Extracted data:

[Start of section]

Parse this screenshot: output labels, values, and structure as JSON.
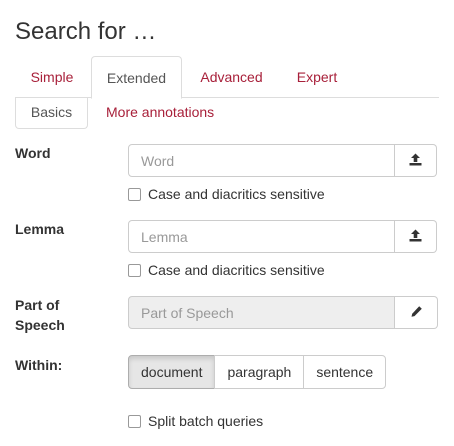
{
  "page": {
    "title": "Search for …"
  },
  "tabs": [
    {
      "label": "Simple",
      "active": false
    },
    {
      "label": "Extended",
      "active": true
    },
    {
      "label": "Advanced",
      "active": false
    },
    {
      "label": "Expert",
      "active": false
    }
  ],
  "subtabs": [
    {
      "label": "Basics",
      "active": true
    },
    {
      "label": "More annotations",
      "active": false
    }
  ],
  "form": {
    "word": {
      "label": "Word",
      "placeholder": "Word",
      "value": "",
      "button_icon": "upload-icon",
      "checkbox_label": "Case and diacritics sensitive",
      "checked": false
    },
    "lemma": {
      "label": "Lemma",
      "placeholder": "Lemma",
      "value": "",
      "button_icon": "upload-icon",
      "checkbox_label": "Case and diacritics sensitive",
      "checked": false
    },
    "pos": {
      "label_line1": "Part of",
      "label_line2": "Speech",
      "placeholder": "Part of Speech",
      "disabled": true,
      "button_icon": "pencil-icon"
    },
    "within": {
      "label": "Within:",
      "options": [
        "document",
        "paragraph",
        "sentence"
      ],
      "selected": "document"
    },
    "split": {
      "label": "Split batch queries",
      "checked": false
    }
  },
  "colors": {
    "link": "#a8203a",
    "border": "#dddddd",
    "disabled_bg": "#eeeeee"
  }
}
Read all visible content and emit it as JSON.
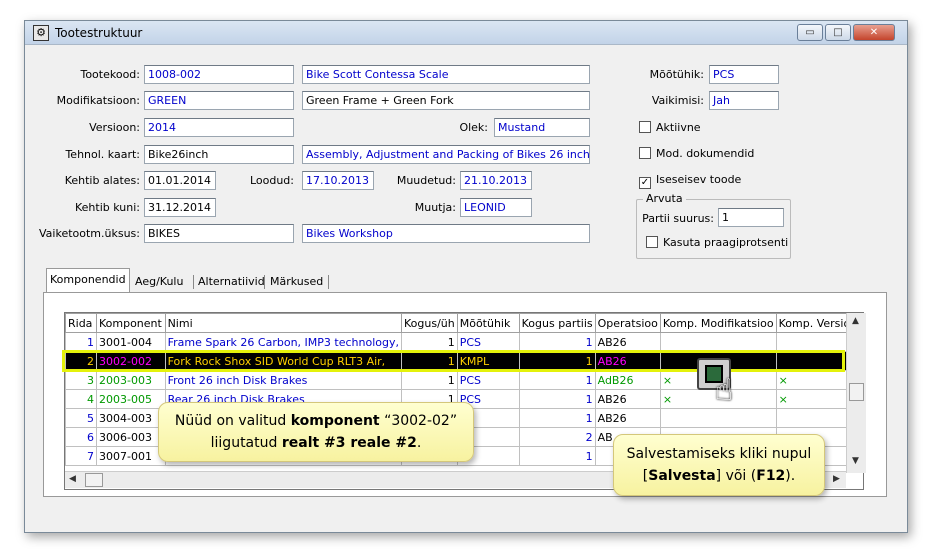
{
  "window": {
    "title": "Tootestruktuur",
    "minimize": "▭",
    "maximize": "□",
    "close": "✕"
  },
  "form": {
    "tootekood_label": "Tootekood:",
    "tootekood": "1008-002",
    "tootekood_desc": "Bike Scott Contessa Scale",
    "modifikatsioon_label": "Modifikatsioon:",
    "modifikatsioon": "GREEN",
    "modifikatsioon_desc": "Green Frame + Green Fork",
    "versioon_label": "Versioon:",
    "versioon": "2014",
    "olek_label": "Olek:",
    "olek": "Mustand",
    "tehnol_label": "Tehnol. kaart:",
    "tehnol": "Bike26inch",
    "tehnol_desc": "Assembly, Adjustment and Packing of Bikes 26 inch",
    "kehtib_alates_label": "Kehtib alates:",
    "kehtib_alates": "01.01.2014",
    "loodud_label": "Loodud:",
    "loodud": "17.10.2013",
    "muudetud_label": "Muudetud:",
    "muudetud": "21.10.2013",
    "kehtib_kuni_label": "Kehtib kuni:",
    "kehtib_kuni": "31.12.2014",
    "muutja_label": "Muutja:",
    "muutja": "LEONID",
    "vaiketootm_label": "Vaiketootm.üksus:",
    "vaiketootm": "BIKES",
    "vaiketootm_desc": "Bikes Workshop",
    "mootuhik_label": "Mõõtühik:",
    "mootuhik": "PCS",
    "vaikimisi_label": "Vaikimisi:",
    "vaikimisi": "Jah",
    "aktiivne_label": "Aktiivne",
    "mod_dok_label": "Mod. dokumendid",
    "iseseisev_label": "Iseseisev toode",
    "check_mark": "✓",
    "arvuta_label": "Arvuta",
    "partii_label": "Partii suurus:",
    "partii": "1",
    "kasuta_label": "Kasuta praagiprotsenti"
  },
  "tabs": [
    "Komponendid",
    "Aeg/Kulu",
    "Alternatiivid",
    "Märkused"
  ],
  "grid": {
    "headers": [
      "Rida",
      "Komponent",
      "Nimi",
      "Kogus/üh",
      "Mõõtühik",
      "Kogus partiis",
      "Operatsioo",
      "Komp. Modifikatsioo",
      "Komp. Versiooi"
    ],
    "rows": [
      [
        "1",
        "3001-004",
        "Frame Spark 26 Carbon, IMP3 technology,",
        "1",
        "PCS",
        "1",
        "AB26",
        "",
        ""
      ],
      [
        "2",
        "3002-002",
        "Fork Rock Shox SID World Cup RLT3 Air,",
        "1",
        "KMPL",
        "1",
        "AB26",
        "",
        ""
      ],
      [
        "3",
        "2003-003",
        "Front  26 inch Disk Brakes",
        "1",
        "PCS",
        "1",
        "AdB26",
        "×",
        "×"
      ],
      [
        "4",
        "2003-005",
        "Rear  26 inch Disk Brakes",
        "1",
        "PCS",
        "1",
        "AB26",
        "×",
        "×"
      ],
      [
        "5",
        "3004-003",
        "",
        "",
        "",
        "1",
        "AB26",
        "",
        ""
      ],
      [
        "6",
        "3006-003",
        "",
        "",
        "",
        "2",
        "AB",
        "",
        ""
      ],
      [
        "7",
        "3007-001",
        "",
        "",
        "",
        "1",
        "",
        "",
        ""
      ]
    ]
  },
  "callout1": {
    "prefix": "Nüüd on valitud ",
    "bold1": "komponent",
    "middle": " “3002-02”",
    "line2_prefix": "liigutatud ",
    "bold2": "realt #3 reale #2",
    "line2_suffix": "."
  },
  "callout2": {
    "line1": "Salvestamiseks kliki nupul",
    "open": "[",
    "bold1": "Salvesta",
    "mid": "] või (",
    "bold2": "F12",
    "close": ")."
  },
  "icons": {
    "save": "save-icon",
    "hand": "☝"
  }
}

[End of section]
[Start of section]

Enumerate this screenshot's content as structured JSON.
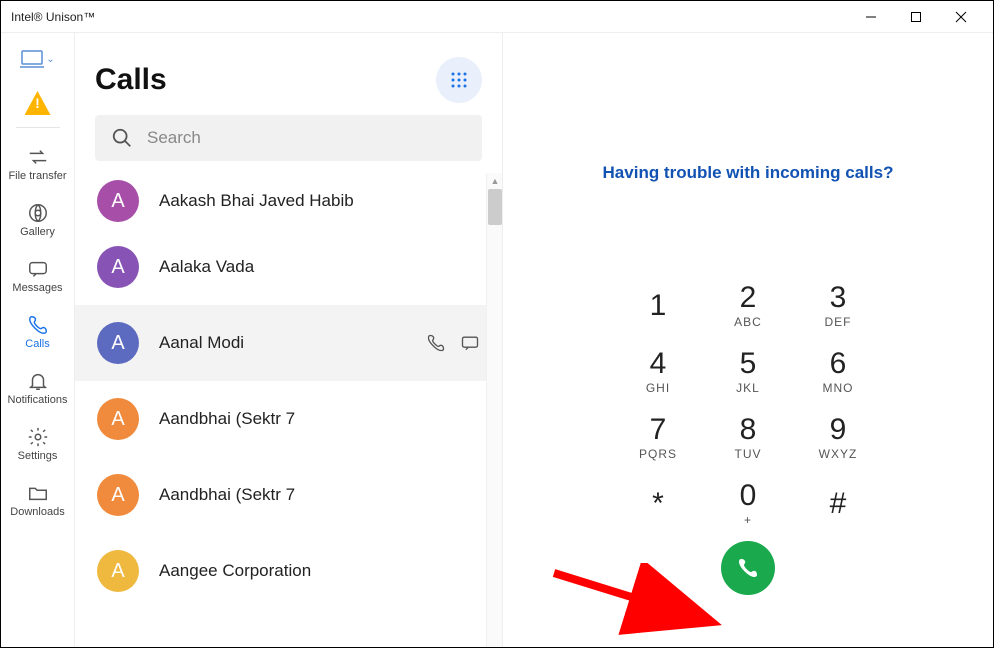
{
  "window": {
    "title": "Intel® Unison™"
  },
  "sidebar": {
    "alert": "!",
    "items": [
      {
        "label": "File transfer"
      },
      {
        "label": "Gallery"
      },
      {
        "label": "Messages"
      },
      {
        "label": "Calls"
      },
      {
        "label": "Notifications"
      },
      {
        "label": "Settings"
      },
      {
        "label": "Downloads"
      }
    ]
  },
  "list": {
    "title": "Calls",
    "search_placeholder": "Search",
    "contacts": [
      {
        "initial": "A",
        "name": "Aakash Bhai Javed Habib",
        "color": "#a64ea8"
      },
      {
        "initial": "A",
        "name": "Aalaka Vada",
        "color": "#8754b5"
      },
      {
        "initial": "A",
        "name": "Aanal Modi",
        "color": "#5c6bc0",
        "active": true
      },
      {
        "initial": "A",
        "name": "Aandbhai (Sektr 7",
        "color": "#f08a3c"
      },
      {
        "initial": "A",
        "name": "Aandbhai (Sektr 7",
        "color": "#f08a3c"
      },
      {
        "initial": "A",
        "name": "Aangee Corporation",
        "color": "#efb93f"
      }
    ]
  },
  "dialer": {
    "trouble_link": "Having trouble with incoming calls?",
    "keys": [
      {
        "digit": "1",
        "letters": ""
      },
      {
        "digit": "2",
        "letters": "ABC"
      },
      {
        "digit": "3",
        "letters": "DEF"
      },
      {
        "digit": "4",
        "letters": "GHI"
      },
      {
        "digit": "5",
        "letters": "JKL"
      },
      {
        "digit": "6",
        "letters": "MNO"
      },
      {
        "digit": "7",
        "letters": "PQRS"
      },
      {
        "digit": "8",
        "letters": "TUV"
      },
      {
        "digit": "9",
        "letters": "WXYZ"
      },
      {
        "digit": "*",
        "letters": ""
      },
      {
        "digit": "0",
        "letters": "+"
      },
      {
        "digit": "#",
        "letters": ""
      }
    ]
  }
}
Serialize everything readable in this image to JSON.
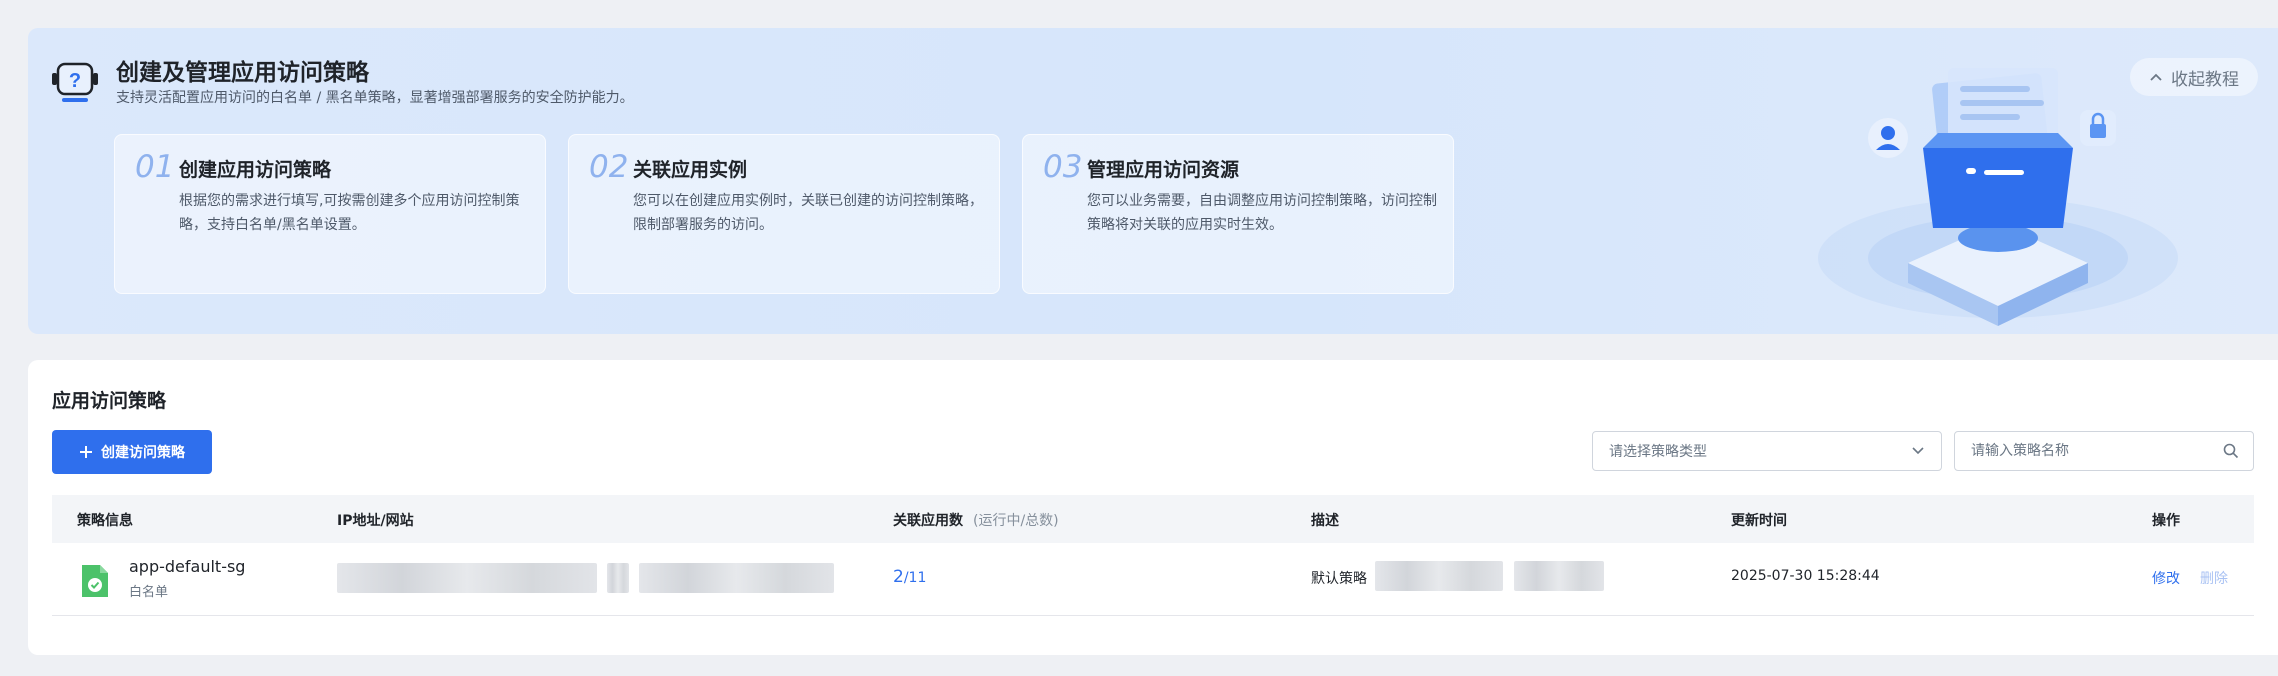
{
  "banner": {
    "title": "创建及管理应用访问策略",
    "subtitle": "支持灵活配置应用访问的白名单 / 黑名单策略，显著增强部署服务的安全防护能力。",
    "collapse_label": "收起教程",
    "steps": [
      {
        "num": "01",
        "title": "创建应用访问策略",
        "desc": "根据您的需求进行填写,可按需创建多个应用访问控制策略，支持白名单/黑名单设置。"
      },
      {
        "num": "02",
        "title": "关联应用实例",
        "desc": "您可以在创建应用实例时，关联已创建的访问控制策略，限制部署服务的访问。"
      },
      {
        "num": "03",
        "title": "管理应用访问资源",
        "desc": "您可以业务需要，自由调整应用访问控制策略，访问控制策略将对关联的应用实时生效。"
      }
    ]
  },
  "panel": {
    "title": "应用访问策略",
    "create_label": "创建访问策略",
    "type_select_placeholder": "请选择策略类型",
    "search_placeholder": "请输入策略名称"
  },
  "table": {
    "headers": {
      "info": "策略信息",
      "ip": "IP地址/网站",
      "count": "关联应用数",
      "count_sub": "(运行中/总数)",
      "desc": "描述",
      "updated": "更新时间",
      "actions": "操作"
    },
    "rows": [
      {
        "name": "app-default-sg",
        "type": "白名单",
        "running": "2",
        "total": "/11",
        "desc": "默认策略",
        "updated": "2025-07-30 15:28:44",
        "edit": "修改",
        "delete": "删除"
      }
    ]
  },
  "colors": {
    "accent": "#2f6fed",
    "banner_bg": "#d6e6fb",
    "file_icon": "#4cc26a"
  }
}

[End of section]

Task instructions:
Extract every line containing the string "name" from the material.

Result of this task:
        "name": "Aakash Bhai Javed Habib",
        "name": "Aalaka Vada",
        "name": "Aanal Modi",
        "name": "Aandbhai (Sektr 7",
        "name": "Aandbhai (Sektr 7",
        "name": "Aangee Corporation",
        "name": "app-default-sg",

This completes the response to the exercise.